**Exercise directions**
Make an exact copy of the records, and keep the pictures out of it.

====== Exercise materials ======

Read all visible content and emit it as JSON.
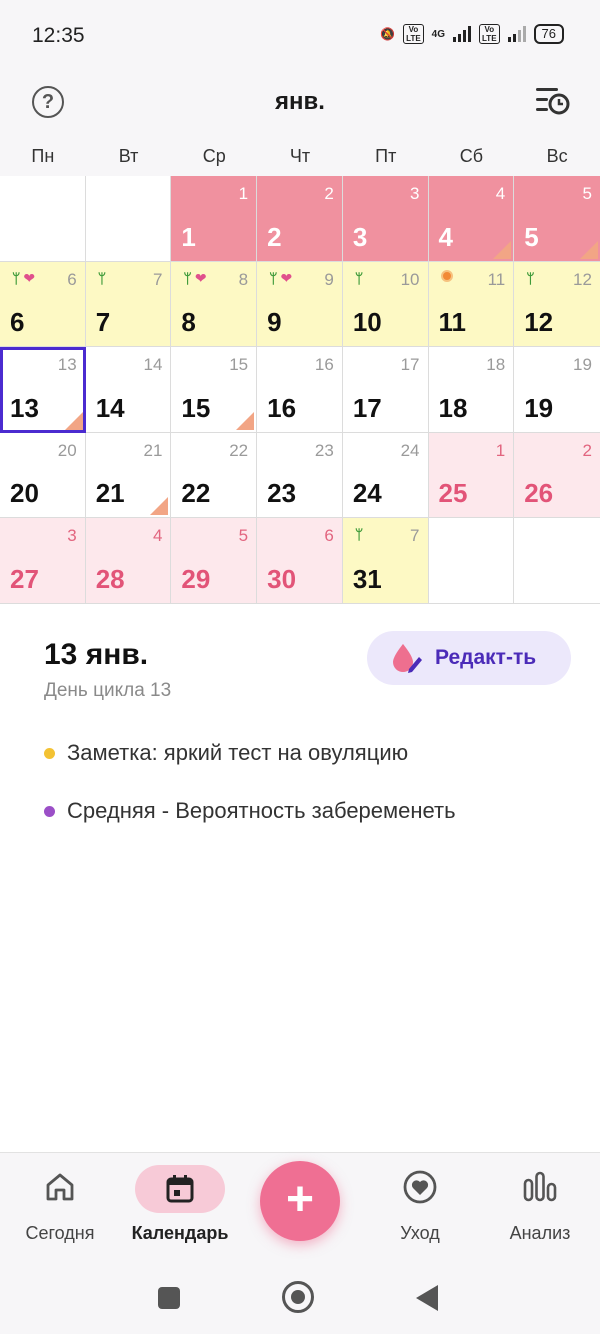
{
  "status": {
    "time": "12:35",
    "battery": "76",
    "network": "4G"
  },
  "header": {
    "title": "янв."
  },
  "weekdays": [
    "Пн",
    "Вт",
    "Ср",
    "Чт",
    "Пт",
    "Сб",
    "Вс"
  ],
  "detail": {
    "date": "13 янв.",
    "cycle_day": "День цикла 13",
    "edit_label": "Редакт-ть",
    "items": [
      {
        "text": "Заметка: яркий тест на овуляцию",
        "color": "#f3c233"
      },
      {
        "text": "Средняя - Вероятность забеременеть",
        "color": "#9b4fc7"
      }
    ]
  },
  "nav": {
    "today": "Сегодня",
    "calendar": "Календарь",
    "care": "Уход",
    "analysis": "Анализ"
  },
  "colors": {
    "period": "#f0919f",
    "fertile": "#fdf9c4",
    "predicted": "#fde8ec",
    "accent": "#ef6f93",
    "selected": "#4b2bd0"
  },
  "calendar": {
    "selected_day": "13",
    "rows": [
      [
        {
          "small": "",
          "big": "",
          "type": "empty",
          "marks": [],
          "note": false
        },
        {
          "small": "",
          "big": "",
          "type": "empty",
          "marks": [],
          "note": false
        },
        {
          "small": "1",
          "big": "1",
          "type": "period",
          "marks": [],
          "note": false
        },
        {
          "small": "2",
          "big": "2",
          "type": "period",
          "marks": [],
          "note": false
        },
        {
          "small": "3",
          "big": "3",
          "type": "period",
          "marks": [],
          "note": false
        },
        {
          "small": "4",
          "big": "4",
          "type": "period",
          "marks": [],
          "note": true
        },
        {
          "small": "5",
          "big": "5",
          "type": "period",
          "marks": [],
          "note": true
        }
      ],
      [
        {
          "small": "6",
          "big": "6",
          "type": "fertile",
          "marks": [
            "sprout",
            "heart"
          ],
          "note": false
        },
        {
          "small": "7",
          "big": "7",
          "type": "fertile",
          "marks": [
            "sprout"
          ],
          "note": false
        },
        {
          "small": "8",
          "big": "8",
          "type": "fertile",
          "marks": [
            "sprout",
            "heart"
          ],
          "note": false
        },
        {
          "small": "9",
          "big": "9",
          "type": "fertile",
          "marks": [
            "sprout",
            "heart"
          ],
          "note": false
        },
        {
          "small": "10",
          "big": "10",
          "type": "fertile",
          "marks": [
            "sprout"
          ],
          "note": false
        },
        {
          "small": "11",
          "big": "11",
          "type": "fertile",
          "marks": [
            "ovulation"
          ],
          "note": false
        },
        {
          "small": "12",
          "big": "12",
          "type": "fertile",
          "marks": [
            "sprout"
          ],
          "note": false
        }
      ],
      [
        {
          "small": "13",
          "big": "13",
          "type": "normal",
          "marks": [],
          "note": true,
          "selected": true
        },
        {
          "small": "14",
          "big": "14",
          "type": "normal",
          "marks": [],
          "note": false
        },
        {
          "small": "15",
          "big": "15",
          "type": "normal",
          "marks": [],
          "note": true
        },
        {
          "small": "16",
          "big": "16",
          "type": "normal",
          "marks": [],
          "note": false
        },
        {
          "small": "17",
          "big": "17",
          "type": "normal",
          "marks": [],
          "note": false
        },
        {
          "small": "18",
          "big": "18",
          "type": "normal",
          "marks": [],
          "note": false
        },
        {
          "small": "19",
          "big": "19",
          "type": "normal",
          "marks": [],
          "note": false
        }
      ],
      [
        {
          "small": "20",
          "big": "20",
          "type": "normal",
          "marks": [],
          "note": false
        },
        {
          "small": "21",
          "big": "21",
          "type": "normal",
          "marks": [],
          "note": true
        },
        {
          "small": "22",
          "big": "22",
          "type": "normal",
          "marks": [],
          "note": false
        },
        {
          "small": "23",
          "big": "23",
          "type": "normal",
          "marks": [],
          "note": false
        },
        {
          "small": "24",
          "big": "24",
          "type": "normal",
          "marks": [],
          "note": false
        },
        {
          "small": "1",
          "big": "25",
          "type": "pred",
          "marks": [],
          "note": false
        },
        {
          "small": "2",
          "big": "26",
          "type": "pred",
          "marks": [],
          "note": false
        }
      ],
      [
        {
          "small": "3",
          "big": "27",
          "type": "pred",
          "marks": [],
          "note": false
        },
        {
          "small": "4",
          "big": "28",
          "type": "pred",
          "marks": [],
          "note": false
        },
        {
          "small": "5",
          "big": "29",
          "type": "pred",
          "marks": [],
          "note": false
        },
        {
          "small": "6",
          "big": "30",
          "type": "pred",
          "marks": [],
          "note": false
        },
        {
          "small": "7",
          "big": "31",
          "type": "fertile",
          "marks": [
            "sprout"
          ],
          "note": false
        },
        {
          "small": "",
          "big": "",
          "type": "empty",
          "marks": [],
          "note": false
        },
        {
          "small": "",
          "big": "",
          "type": "empty",
          "marks": [],
          "note": false
        }
      ]
    ]
  }
}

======

**Reply to the task**
Read all visible content and emit it as JSON.
{
  "status": {
    "time": "12:35",
    "battery": "76",
    "network": "4G"
  },
  "header": {
    "title": "янв."
  },
  "weekdays": [
    "Пн",
    "Вт",
    "Ср",
    "Чт",
    "Пт",
    "Сб",
    "Вс"
  ],
  "detail": {
    "date": "13 янв.",
    "cycle_day": "День цикла 13",
    "edit_label": "Редакт-ть",
    "items": [
      {
        "text": "Заметка: яркий тест на овуляцию",
        "color": "#f3c233"
      },
      {
        "text": "Средняя - Вероятность забеременеть",
        "color": "#9b4fc7"
      }
    ]
  },
  "nav": {
    "today": "Сегодня",
    "calendar": "Календарь",
    "care": "Уход",
    "analysis": "Анализ"
  },
  "colors": {
    "period": "#f0919f",
    "fertile": "#fdf9c4",
    "predicted": "#fde8ec",
    "accent": "#ef6f93",
    "selected": "#4b2bd0"
  },
  "calendar": {
    "selected_day": "13",
    "rows": [
      [
        {
          "small": "",
          "big": "",
          "type": "empty",
          "marks": [],
          "note": false
        },
        {
          "small": "",
          "big": "",
          "type": "empty",
          "marks": [],
          "note": false
        },
        {
          "small": "1",
          "big": "1",
          "type": "period",
          "marks": [],
          "note": false
        },
        {
          "small": "2",
          "big": "2",
          "type": "period",
          "marks": [],
          "note": false
        },
        {
          "small": "3",
          "big": "3",
          "type": "period",
          "marks": [],
          "note": false
        },
        {
          "small": "4",
          "big": "4",
          "type": "period",
          "marks": [],
          "note": true
        },
        {
          "small": "5",
          "big": "5",
          "type": "period",
          "marks": [],
          "note": true
        }
      ],
      [
        {
          "small": "6",
          "big": "6",
          "type": "fertile",
          "marks": [
            "sprout",
            "heart"
          ],
          "note": false
        },
        {
          "small": "7",
          "big": "7",
          "type": "fertile",
          "marks": [
            "sprout"
          ],
          "note": false
        },
        {
          "small": "8",
          "big": "8",
          "type": "fertile",
          "marks": [
            "sprout",
            "heart"
          ],
          "note": false
        },
        {
          "small": "9",
          "big": "9",
          "type": "fertile",
          "marks": [
            "sprout",
            "heart"
          ],
          "note": false
        },
        {
          "small": "10",
          "big": "10",
          "type": "fertile",
          "marks": [
            "sprout"
          ],
          "note": false
        },
        {
          "small": "11",
          "big": "11",
          "type": "fertile",
          "marks": [
            "ovulation"
          ],
          "note": false
        },
        {
          "small": "12",
          "big": "12",
          "type": "fertile",
          "marks": [
            "sprout"
          ],
          "note": false
        }
      ],
      [
        {
          "small": "13",
          "big": "13",
          "type": "normal",
          "marks": [],
          "note": true,
          "selected": true
        },
        {
          "small": "14",
          "big": "14",
          "type": "normal",
          "marks": [],
          "note": false
        },
        {
          "small": "15",
          "big": "15",
          "type": "normal",
          "marks": [],
          "note": true
        },
        {
          "small": "16",
          "big": "16",
          "type": "normal",
          "marks": [],
          "note": false
        },
        {
          "small": "17",
          "big": "17",
          "type": "normal",
          "marks": [],
          "note": false
        },
        {
          "small": "18",
          "big": "18",
          "type": "normal",
          "marks": [],
          "note": false
        },
        {
          "small": "19",
          "big": "19",
          "type": "normal",
          "marks": [],
          "note": false
        }
      ],
      [
        {
          "small": "20",
          "big": "20",
          "type": "normal",
          "marks": [],
          "note": false
        },
        {
          "small": "21",
          "big": "21",
          "type": "normal",
          "marks": [],
          "note": true
        },
        {
          "small": "22",
          "big": "22",
          "type": "normal",
          "marks": [],
          "note": false
        },
        {
          "small": "23",
          "big": "23",
          "type": "normal",
          "marks": [],
          "note": false
        },
        {
          "small": "24",
          "big": "24",
          "type": "normal",
          "marks": [],
          "note": false
        },
        {
          "small": "1",
          "big": "25",
          "type": "pred",
          "marks": [],
          "note": false
        },
        {
          "small": "2",
          "big": "26",
          "type": "pred",
          "marks": [],
          "note": false
        }
      ],
      [
        {
          "small": "3",
          "big": "27",
          "type": "pred",
          "marks": [],
          "note": false
        },
        {
          "small": "4",
          "big": "28",
          "type": "pred",
          "marks": [],
          "note": false
        },
        {
          "small": "5",
          "big": "29",
          "type": "pred",
          "marks": [],
          "note": false
        },
        {
          "small": "6",
          "big": "30",
          "type": "pred",
          "marks": [],
          "note": false
        },
        {
          "small": "7",
          "big": "31",
          "type": "fertile",
          "marks": [
            "sprout"
          ],
          "note": false
        },
        {
          "small": "",
          "big": "",
          "type": "empty",
          "marks": [],
          "note": false
        },
        {
          "small": "",
          "big": "",
          "type": "empty",
          "marks": [],
          "note": false
        }
      ]
    ]
  }
}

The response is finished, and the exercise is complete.